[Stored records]
* * *

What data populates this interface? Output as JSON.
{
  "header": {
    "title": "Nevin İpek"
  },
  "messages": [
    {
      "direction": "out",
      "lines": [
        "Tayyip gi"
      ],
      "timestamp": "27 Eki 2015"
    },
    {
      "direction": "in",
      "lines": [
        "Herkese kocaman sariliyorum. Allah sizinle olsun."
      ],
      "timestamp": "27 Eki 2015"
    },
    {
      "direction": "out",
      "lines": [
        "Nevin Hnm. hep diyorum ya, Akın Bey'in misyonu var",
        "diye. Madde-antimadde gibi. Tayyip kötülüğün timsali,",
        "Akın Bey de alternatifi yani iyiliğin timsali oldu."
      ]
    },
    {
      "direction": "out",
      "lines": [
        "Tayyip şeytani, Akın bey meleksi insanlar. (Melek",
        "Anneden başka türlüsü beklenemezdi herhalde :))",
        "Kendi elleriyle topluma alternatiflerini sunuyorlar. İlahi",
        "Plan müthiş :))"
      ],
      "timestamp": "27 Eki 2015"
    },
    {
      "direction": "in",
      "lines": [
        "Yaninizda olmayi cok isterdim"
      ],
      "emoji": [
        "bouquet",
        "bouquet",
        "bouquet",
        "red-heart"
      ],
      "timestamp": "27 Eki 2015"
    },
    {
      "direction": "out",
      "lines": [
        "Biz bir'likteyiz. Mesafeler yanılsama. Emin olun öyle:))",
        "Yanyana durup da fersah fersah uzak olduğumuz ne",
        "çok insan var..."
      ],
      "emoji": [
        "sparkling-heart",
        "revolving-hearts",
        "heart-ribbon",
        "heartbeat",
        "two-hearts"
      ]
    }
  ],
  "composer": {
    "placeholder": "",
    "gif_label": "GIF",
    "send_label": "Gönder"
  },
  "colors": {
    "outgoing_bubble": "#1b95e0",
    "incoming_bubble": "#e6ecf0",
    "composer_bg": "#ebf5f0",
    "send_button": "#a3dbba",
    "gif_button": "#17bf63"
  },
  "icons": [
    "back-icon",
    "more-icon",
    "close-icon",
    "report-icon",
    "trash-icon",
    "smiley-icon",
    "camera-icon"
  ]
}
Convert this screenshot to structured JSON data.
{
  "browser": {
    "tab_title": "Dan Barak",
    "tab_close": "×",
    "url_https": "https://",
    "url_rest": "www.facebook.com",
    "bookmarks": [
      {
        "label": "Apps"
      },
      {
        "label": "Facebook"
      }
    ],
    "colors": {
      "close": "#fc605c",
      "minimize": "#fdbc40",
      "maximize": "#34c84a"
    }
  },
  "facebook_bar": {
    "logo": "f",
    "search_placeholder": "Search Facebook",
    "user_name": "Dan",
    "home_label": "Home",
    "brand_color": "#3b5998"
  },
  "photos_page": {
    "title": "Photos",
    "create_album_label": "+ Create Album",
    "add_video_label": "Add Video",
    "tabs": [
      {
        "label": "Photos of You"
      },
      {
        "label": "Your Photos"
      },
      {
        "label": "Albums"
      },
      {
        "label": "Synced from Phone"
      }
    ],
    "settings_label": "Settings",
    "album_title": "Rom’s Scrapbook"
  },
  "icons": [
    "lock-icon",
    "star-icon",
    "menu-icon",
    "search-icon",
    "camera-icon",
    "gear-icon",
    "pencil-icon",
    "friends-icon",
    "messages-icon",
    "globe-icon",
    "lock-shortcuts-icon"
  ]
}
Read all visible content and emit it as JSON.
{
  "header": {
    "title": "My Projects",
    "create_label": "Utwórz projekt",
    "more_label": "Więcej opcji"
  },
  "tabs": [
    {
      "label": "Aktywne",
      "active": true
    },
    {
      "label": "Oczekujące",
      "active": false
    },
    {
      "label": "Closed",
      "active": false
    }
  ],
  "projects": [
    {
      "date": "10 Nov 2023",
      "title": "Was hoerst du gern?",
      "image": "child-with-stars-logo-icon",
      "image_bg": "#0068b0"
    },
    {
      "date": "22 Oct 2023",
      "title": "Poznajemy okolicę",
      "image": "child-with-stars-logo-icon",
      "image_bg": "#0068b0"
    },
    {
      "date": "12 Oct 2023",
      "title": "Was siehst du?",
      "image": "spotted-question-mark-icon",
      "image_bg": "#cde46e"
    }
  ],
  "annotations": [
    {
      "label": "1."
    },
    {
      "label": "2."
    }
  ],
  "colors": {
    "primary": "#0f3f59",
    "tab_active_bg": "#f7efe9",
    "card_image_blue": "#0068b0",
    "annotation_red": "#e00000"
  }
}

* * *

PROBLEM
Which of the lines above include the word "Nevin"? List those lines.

REPLY TO THE EXERCISE
    "title": "Nevin İpek"
        "Nevin Hnm. hep diyorum ya, Akın Bey'in misyonu var",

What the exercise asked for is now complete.